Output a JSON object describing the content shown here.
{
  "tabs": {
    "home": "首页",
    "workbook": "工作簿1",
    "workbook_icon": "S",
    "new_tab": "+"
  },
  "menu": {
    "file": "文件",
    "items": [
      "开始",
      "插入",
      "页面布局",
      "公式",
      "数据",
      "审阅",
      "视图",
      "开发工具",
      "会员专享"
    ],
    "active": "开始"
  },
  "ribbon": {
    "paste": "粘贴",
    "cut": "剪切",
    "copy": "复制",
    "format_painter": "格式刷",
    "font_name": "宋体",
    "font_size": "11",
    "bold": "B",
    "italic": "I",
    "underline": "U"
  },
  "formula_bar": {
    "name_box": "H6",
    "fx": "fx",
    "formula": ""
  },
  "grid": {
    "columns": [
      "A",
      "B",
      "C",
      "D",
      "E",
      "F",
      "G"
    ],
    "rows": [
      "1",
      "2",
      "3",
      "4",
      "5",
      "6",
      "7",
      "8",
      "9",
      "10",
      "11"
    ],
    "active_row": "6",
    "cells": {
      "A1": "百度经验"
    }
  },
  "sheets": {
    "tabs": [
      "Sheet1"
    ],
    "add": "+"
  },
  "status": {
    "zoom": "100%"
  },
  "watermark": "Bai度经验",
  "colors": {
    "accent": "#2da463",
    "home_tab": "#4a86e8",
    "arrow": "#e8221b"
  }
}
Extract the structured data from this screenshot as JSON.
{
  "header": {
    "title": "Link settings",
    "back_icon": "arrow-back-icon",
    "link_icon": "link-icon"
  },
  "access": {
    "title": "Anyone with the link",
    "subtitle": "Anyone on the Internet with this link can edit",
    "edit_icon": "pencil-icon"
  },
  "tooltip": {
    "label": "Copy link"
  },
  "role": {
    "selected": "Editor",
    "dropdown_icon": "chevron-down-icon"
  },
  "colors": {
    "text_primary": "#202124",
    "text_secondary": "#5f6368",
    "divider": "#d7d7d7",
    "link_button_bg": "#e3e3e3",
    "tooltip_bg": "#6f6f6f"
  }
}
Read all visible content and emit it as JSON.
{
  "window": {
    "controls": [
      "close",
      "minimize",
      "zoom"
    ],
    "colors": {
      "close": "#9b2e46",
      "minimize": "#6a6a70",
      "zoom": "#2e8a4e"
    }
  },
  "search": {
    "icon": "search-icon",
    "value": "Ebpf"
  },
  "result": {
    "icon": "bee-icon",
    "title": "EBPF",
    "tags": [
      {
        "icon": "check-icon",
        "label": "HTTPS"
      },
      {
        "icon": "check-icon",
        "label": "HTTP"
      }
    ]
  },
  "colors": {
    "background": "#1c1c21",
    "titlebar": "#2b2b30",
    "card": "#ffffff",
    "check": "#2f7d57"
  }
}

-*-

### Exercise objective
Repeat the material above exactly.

### Reply
Output a JSON object describing the content shown here.
{
  "tabs": {
    "home": "首页",
    "workbook": "工作簿1",
    "workbook_icon": "S",
    "new_tab": "+"
  },
  "menu": {
    "file": "文件",
    "items": [
      "开始",
      "插入",
      "页面布局",
      "公式",
      "数据",
      "审阅",
      "视图",
      "开发工具",
      "会员专享"
    ],
    "active": "开始"
  },
  "ribbon": {
    "paste": "粘贴",
    "cut": "剪切",
    "copy": "复制",
    "format_painter": "格式刷",
    "font_name": "宋体",
    "font_size": "11",
    "bold": "B",
    "italic": "I",
    "underline": "U"
  },
  "formula_bar": {
    "name_box": "H6",
    "fx": "fx",
    "formula": ""
  },
  "grid": {
    "columns": [
      "A",
      "B",
      "C",
      "D",
      "E",
      "F",
      "G"
    ],
    "rows": [
      "1",
      "2",
      "3",
      "4",
      "5",
      "6",
      "7",
      "8",
      "9",
      "10",
      "11"
    ],
    "active_row": "6",
    "cells": {
      "A1": "百度经验"
    }
  },
  "sheets": {
    "tabs": [
      "Sheet1"
    ],
    "add": "+"
  },
  "status": {
    "zoom": "100%"
  },
  "watermark": "Bai度经验",
  "colors": {
    "accent": "#2da463",
    "home_tab": "#4a86e8",
    "arrow": "#e8221b"
  }
}
Extract the structured data from this screenshot as JSON.
{
  "header": {
    "title": "Link settings",
    "back_icon": "arrow-back-icon",
    "link_icon": "link-icon"
  },
  "access": {
    "title": "Anyone with the link",
    "subtitle": "Anyone on the Internet with this link can edit",
    "edit_icon": "pencil-icon"
  },
  "tooltip": {
    "label": "Copy link"
  },
  "role": {
    "selected": "Editor",
    "dropdown_icon": "chevron-down-icon"
  },
  "colors": {
    "text_primary": "#202124",
    "text_secondary": "#5f6368",
    "divider": "#d7d7d7",
    "link_button_bg": "#e3e3e3",
    "tooltip_bg": "#6f6f6f"
  }
}
Read all visible content and emit it as JSON.
{
  "window": {
    "controls": [
      "close",
      "minimize",
      "zoom"
    ],
    "colors": {
      "close": "#9b2e46",
      "minimize": "#6a6a70",
      "zoom": "#2e8a4e"
    }
  },
  "search": {
    "icon": "search-icon",
    "value": "Ebpf"
  },
  "result": {
    "icon": "bee-icon",
    "title": "EBPF",
    "tags": [
      {
        "icon": "check-icon",
        "label": "HTTPS"
      },
      {
        "icon": "check-icon",
        "label": "HTTP"
      }
    ]
  },
  "colors": {
    "background": "#1c1c21",
    "titlebar": "#2b2b30",
    "card": "#ffffff",
    "check": "#2f7d57"
  }
}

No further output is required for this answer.